»»

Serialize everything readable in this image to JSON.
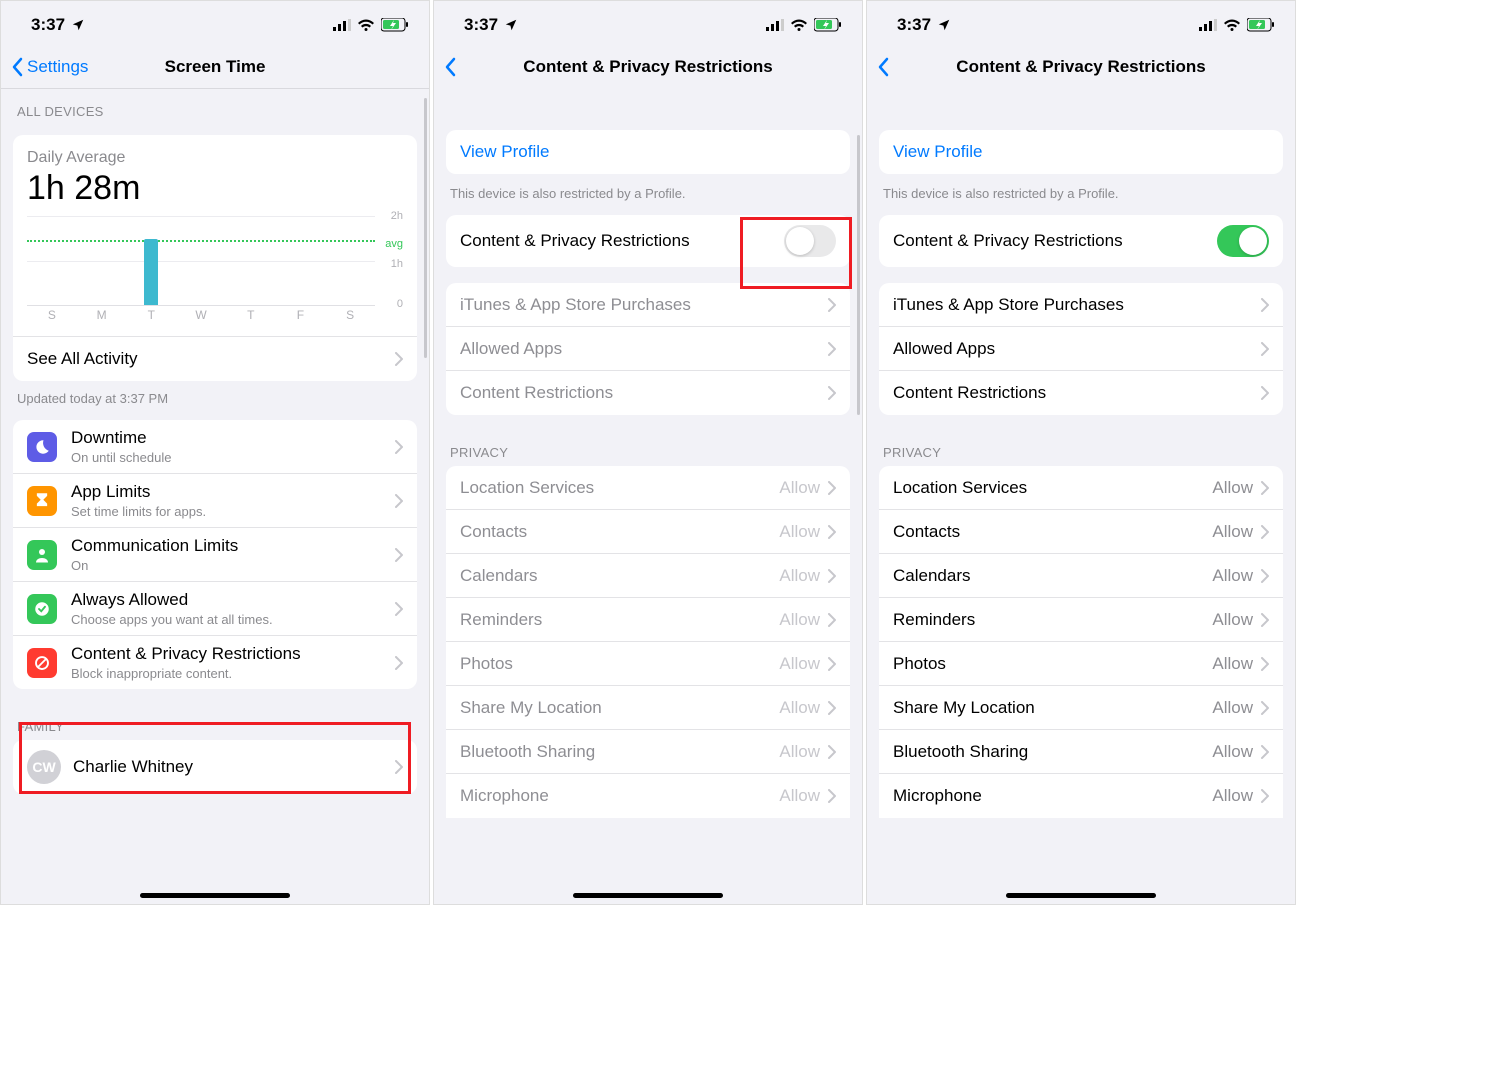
{
  "status": {
    "time": "3:37",
    "location_icon": "location-arrow"
  },
  "panel1": {
    "nav_back": "Settings",
    "nav_title": "Screen Time",
    "section_all_devices": "ALL DEVICES",
    "daily_average_label": "Daily Average",
    "daily_average_value": "1h 28m",
    "see_all": "See All Activity",
    "updated": "Updated today at 3:37 PM",
    "options": [
      {
        "title": "Downtime",
        "sub": "On until schedule",
        "color": "#5e5ce6",
        "icon": "moon"
      },
      {
        "title": "App Limits",
        "sub": "Set time limits for apps.",
        "color": "#ff9500",
        "icon": "hourglass"
      },
      {
        "title": "Communication Limits",
        "sub": "On",
        "color": "#34c759",
        "icon": "person"
      },
      {
        "title": "Always Allowed",
        "sub": "Choose apps you want at all times.",
        "color": "#34c759",
        "icon": "check-badge"
      },
      {
        "title": "Content & Privacy Restrictions",
        "sub": "Block inappropriate content.",
        "color": "#ff3b30",
        "icon": "nosign"
      }
    ],
    "family_header": "FAMILY",
    "family_member": "Charlie Whitney",
    "family_initials": "CW"
  },
  "panel2": {
    "title": "Content & Privacy Restrictions",
    "view_profile": "View Profile",
    "profile_note": "This device is also restricted by a Profile.",
    "toggle_label": "Content & Privacy Restrictions",
    "toggle_on": false,
    "group1": [
      "iTunes & App Store Purchases",
      "Allowed Apps",
      "Content Restrictions"
    ],
    "privacy_header": "PRIVACY",
    "privacy_items": [
      {
        "label": "Location Services",
        "value": "Allow"
      },
      {
        "label": "Contacts",
        "value": "Allow"
      },
      {
        "label": "Calendars",
        "value": "Allow"
      },
      {
        "label": "Reminders",
        "value": "Allow"
      },
      {
        "label": "Photos",
        "value": "Allow"
      },
      {
        "label": "Share My Location",
        "value": "Allow"
      },
      {
        "label": "Bluetooth Sharing",
        "value": "Allow"
      },
      {
        "label": "Microphone",
        "value": "Allow"
      }
    ]
  },
  "panel3": {
    "title": "Content & Privacy Restrictions",
    "view_profile": "View Profile",
    "profile_note": "This device is also restricted by a Profile.",
    "toggle_label": "Content & Privacy Restrictions",
    "toggle_on": true,
    "group1": [
      "iTunes & App Store Purchases",
      "Allowed Apps",
      "Content Restrictions"
    ],
    "privacy_header": "PRIVACY",
    "privacy_items": [
      {
        "label": "Location Services",
        "value": "Allow"
      },
      {
        "label": "Contacts",
        "value": "Allow"
      },
      {
        "label": "Calendars",
        "value": "Allow"
      },
      {
        "label": "Reminders",
        "value": "Allow"
      },
      {
        "label": "Photos",
        "value": "Allow"
      },
      {
        "label": "Share My Location",
        "value": "Allow"
      },
      {
        "label": "Bluetooth Sharing",
        "value": "Allow"
      },
      {
        "label": "Microphone",
        "value": "Allow"
      }
    ]
  },
  "chart_data": {
    "type": "bar",
    "categories": [
      "S",
      "M",
      "T",
      "W",
      "T",
      "F",
      "S"
    ],
    "values": [
      0,
      0,
      1.47,
      0,
      0,
      0,
      0
    ],
    "avg": 1.47,
    "ylim": [
      0,
      2
    ],
    "ylabels": [
      "2h",
      "avg",
      "1h",
      "0"
    ],
    "title": "Daily Average",
    "value_label": "1h 28m"
  }
}
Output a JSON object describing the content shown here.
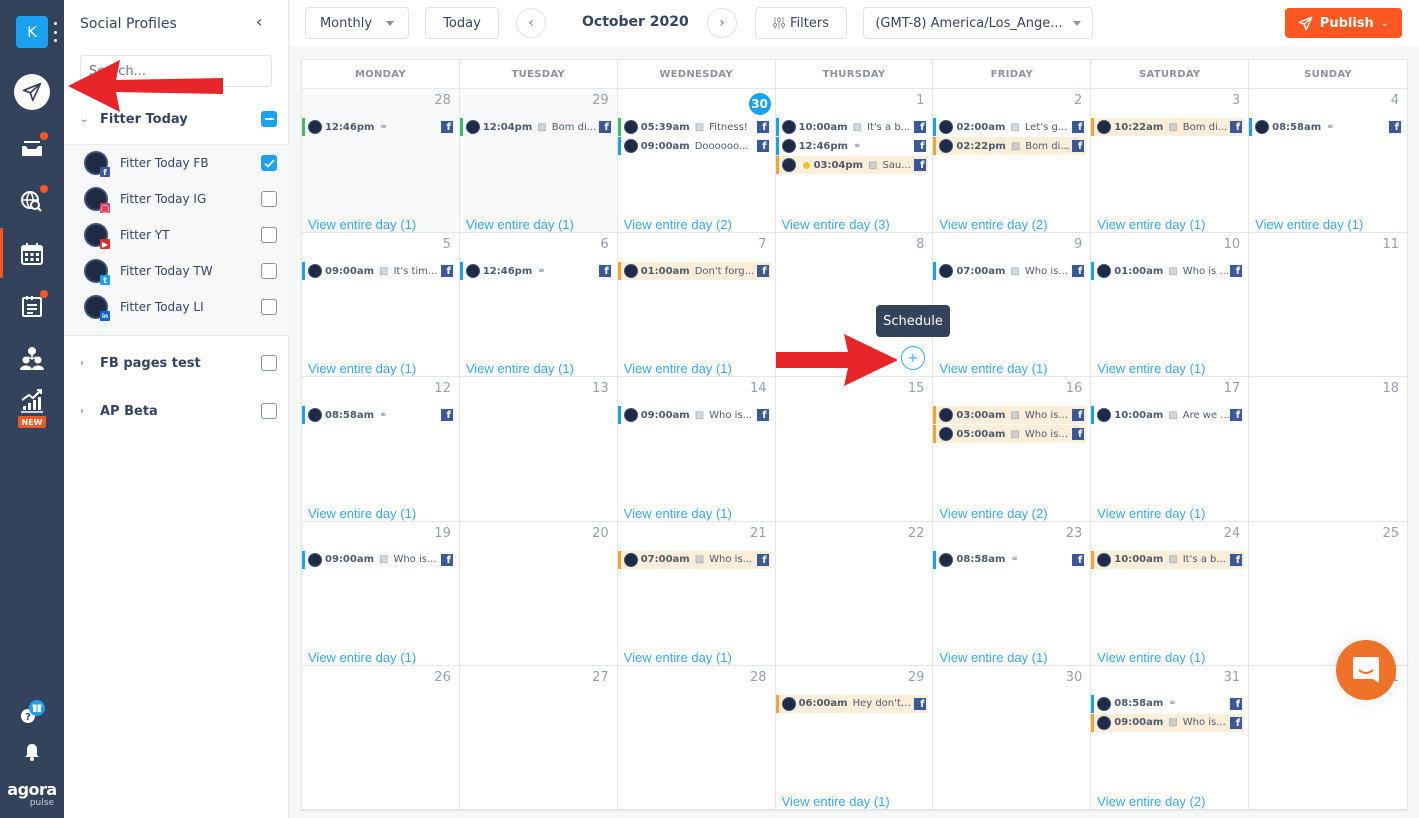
{
  "rail": {
    "account_initial": "K",
    "items": [
      {
        "name": "publish-icon",
        "active": false
      },
      {
        "name": "inbox-icon",
        "badge": true
      },
      {
        "name": "listening-icon",
        "badge": true
      },
      {
        "name": "calendar-icon",
        "active": true
      },
      {
        "name": "reports-icon",
        "badge": true
      },
      {
        "name": "team-icon"
      },
      {
        "name": "analytics-icon",
        "badge_text": "NEW"
      }
    ],
    "new_badge": "NEW",
    "brand_top": "agora",
    "brand_bottom": "pulse"
  },
  "profiles_panel": {
    "title": "Social Profiles",
    "search_placeholder": "Search...",
    "groups": [
      {
        "name": "Fitter Today",
        "state": "partial",
        "expanded": true,
        "profiles": [
          {
            "name": "Fitter Today FB",
            "network": "facebook",
            "checked": true
          },
          {
            "name": "Fitter Today IG",
            "network": "instagram",
            "checked": false
          },
          {
            "name": "Fitter YT",
            "network": "youtube",
            "checked": false
          },
          {
            "name": "Fitter Today TW",
            "network": "twitter",
            "checked": false
          },
          {
            "name": "Fitter Today LI",
            "network": "linkedin",
            "checked": false
          }
        ]
      },
      {
        "name": "FB pages test",
        "state": "unchecked",
        "expanded": false
      },
      {
        "name": "AP Beta",
        "state": "unchecked",
        "expanded": false
      }
    ]
  },
  "toolbar": {
    "view_select": "Monthly",
    "today_label": "Today",
    "month_label": "October 2020",
    "filters_label": "Filters",
    "timezone_select": "(GMT-8) America/Los_Ange...",
    "publish_label": "Publish"
  },
  "calendar": {
    "weekdays": [
      "MONDAY",
      "TUESDAY",
      "WEDNESDAY",
      "THURSDAY",
      "FRIDAY",
      "SATURDAY",
      "SUNDAY"
    ],
    "today": 30,
    "colors": {
      "green": "#3bbf5f",
      "blue": "#1ba1f2",
      "orange": "#f5a431"
    },
    "days": [
      {
        "day": "28",
        "past": true,
        "more": "View entire day (1)",
        "posts": [
          {
            "time": "12:46pm",
            "type": "link",
            "text": "",
            "status": "green"
          }
        ]
      },
      {
        "day": "29",
        "past": true,
        "more": "View entire day (1)",
        "posts": [
          {
            "time": "12:04pm",
            "type": "image",
            "text": "Bom di...",
            "status": "green"
          }
        ]
      },
      {
        "day": "30",
        "today": true,
        "more": "View entire day (2)",
        "posts": [
          {
            "time": "05:39am",
            "type": "image",
            "text": "Fitness!",
            "status": "green"
          },
          {
            "time": "09:00am",
            "type": "text",
            "text": "Doooooo...",
            "status": "blue"
          }
        ]
      },
      {
        "day": "1",
        "more": "View entire day (3)",
        "posts": [
          {
            "time": "10:00am",
            "type": "image",
            "text": "It's a b...",
            "status": "blue"
          },
          {
            "time": "12:46pm",
            "type": "link",
            "text": "",
            "status": "blue"
          },
          {
            "time": "03:04pm",
            "type": "image",
            "text": "Sau...",
            "status": "orange",
            "pending": true
          }
        ]
      },
      {
        "day": "2",
        "more": "View entire day (2)",
        "posts": [
          {
            "time": "02:00am",
            "type": "image",
            "text": "Let's g...",
            "status": "blue"
          },
          {
            "time": "02:22pm",
            "type": "image",
            "text": "Bom di...",
            "status": "orange"
          }
        ]
      },
      {
        "day": "3",
        "more": "View entire day (1)",
        "posts": [
          {
            "time": "10:22am",
            "type": "image",
            "text": "Bom di...",
            "status": "orange"
          }
        ]
      },
      {
        "day": "4",
        "more": "View entire day (1)",
        "posts": [
          {
            "time": "08:58am",
            "type": "link",
            "text": "",
            "status": "blue"
          }
        ]
      },
      {
        "day": "5",
        "more": "View entire day (1)",
        "posts": [
          {
            "time": "09:00am",
            "type": "image",
            "text": "It's tim...",
            "status": "blue"
          }
        ]
      },
      {
        "day": "6",
        "more": "View entire day (1)",
        "posts": [
          {
            "time": "12:46pm",
            "type": "link",
            "text": "",
            "status": "blue"
          }
        ]
      },
      {
        "day": "7",
        "more": "View entire day (1)",
        "posts": [
          {
            "time": "01:00am",
            "type": "text",
            "text": "Don't forg...",
            "status": "orange"
          }
        ]
      },
      {
        "day": "8",
        "more": "",
        "posts": []
      },
      {
        "day": "9",
        "more": "View entire day (1)",
        "posts": [
          {
            "time": "07:00am",
            "type": "image",
            "text": "Who is...",
            "status": "blue"
          }
        ]
      },
      {
        "day": "10",
        "more": "View entire day (1)",
        "posts": [
          {
            "time": "01:00am",
            "type": "image",
            "text": "Who is ...",
            "status": "blue"
          }
        ]
      },
      {
        "day": "11",
        "more": "",
        "posts": []
      },
      {
        "day": "12",
        "more": "View entire day (1)",
        "posts": [
          {
            "time": "08:58am",
            "type": "link",
            "text": "",
            "status": "blue"
          }
        ]
      },
      {
        "day": "13",
        "more": "",
        "posts": []
      },
      {
        "day": "14",
        "more": "View entire day (1)",
        "posts": [
          {
            "time": "09:00am",
            "type": "image",
            "text": "Who is...",
            "status": "blue"
          }
        ]
      },
      {
        "day": "15",
        "more": "",
        "posts": []
      },
      {
        "day": "16",
        "more": "View entire day (2)",
        "posts": [
          {
            "time": "03:00am",
            "type": "image",
            "text": "Who is...",
            "status": "orange"
          },
          {
            "time": "05:00am",
            "type": "image",
            "text": "Who is...",
            "status": "orange"
          }
        ]
      },
      {
        "day": "17",
        "more": "View entire day (1)",
        "posts": [
          {
            "time": "10:00am",
            "type": "image",
            "text": "Are we ...",
            "status": "blue"
          }
        ]
      },
      {
        "day": "18",
        "more": "",
        "posts": []
      },
      {
        "day": "19",
        "more": "View entire day (1)",
        "posts": [
          {
            "time": "09:00am",
            "type": "image",
            "text": "Who is...",
            "status": "blue"
          }
        ]
      },
      {
        "day": "20",
        "more": "",
        "posts": []
      },
      {
        "day": "21",
        "more": "View entire day (1)",
        "posts": [
          {
            "time": "07:00am",
            "type": "image",
            "text": "Who is...",
            "status": "orange"
          }
        ]
      },
      {
        "day": "22",
        "more": "",
        "posts": []
      },
      {
        "day": "23",
        "more": "View entire day (1)",
        "posts": [
          {
            "time": "08:58am",
            "type": "link",
            "text": "",
            "status": "blue"
          }
        ]
      },
      {
        "day": "24",
        "more": "View entire day (1)",
        "posts": [
          {
            "time": "10:00am",
            "type": "image",
            "text": "It's a b...",
            "status": "orange"
          }
        ]
      },
      {
        "day": "25",
        "more": "",
        "posts": []
      },
      {
        "day": "26",
        "more": "",
        "posts": []
      },
      {
        "day": "27",
        "more": "",
        "posts": []
      },
      {
        "day": "28",
        "more": "",
        "posts": []
      },
      {
        "day": "29",
        "more": "View entire day (1)",
        "posts": [
          {
            "time": "06:00am",
            "type": "text",
            "text": "Hey don't ...",
            "status": "orange"
          }
        ]
      },
      {
        "day": "30",
        "more": "",
        "posts": []
      },
      {
        "day": "31",
        "more": "View entire day (2)",
        "posts": [
          {
            "time": "08:58am",
            "type": "link",
            "text": "",
            "status": "blue"
          },
          {
            "time": "09:00am",
            "type": "image",
            "text": "Who is...",
            "status": "orange"
          }
        ]
      },
      {
        "day": "1",
        "more": "",
        "posts": []
      }
    ]
  },
  "tooltip": {
    "label": "Schedule"
  },
  "colors": {
    "accent": "#ff5722",
    "link": "#40a4ee",
    "rail": "#34435c",
    "facebook": "#3b5998",
    "chat": "#f07229"
  }
}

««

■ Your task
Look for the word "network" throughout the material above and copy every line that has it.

■ Reply to the exercise
            "network": "facebook",
            "network": "instagram",
            "network": "youtube",
            "network": "twitter",
            "network": "linkedin",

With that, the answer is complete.